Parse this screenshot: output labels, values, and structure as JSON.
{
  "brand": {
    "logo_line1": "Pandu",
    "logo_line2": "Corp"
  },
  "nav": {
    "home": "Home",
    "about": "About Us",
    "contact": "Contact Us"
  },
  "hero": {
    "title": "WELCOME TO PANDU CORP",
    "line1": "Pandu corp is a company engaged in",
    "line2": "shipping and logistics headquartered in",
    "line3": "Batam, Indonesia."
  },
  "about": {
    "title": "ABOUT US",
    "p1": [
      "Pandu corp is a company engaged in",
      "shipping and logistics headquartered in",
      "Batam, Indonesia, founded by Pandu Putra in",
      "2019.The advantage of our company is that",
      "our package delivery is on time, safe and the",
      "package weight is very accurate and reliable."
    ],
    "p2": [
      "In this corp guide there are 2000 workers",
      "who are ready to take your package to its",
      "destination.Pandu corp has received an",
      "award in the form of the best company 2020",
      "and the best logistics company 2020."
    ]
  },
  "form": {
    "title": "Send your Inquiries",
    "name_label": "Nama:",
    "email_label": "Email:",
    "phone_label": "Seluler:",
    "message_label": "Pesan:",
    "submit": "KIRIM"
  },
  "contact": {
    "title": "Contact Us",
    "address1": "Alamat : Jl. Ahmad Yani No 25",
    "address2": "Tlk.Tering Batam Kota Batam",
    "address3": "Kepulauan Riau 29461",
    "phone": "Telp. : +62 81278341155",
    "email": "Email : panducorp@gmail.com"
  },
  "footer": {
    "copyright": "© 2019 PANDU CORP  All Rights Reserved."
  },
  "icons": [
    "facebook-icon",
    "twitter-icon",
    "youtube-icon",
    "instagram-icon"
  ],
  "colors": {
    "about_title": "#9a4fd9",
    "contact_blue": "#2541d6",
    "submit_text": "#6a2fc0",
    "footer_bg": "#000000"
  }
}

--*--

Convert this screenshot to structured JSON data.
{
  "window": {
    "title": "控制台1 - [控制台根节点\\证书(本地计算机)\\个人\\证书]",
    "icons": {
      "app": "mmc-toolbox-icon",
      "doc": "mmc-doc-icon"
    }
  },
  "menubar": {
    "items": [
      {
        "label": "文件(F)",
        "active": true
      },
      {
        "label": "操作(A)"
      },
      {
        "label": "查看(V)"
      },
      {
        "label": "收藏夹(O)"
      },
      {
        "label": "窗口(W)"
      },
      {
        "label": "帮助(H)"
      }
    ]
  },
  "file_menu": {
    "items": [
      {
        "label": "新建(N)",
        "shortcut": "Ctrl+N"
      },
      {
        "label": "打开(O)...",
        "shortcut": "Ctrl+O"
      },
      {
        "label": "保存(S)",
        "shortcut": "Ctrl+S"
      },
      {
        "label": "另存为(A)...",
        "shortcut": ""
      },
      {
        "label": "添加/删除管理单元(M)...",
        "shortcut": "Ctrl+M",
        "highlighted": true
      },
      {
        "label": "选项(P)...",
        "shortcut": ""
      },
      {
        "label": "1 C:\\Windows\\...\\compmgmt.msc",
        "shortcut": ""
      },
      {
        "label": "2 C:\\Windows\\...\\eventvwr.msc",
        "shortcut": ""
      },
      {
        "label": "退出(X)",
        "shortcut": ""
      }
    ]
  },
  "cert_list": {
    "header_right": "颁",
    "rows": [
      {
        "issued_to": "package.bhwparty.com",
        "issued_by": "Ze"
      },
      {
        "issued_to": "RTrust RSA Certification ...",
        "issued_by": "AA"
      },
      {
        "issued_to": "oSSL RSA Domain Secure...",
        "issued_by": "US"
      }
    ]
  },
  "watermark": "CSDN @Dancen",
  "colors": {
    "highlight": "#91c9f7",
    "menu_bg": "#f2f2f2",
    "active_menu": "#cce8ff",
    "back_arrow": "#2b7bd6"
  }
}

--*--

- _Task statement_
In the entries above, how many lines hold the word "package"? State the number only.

- _The completed task_
4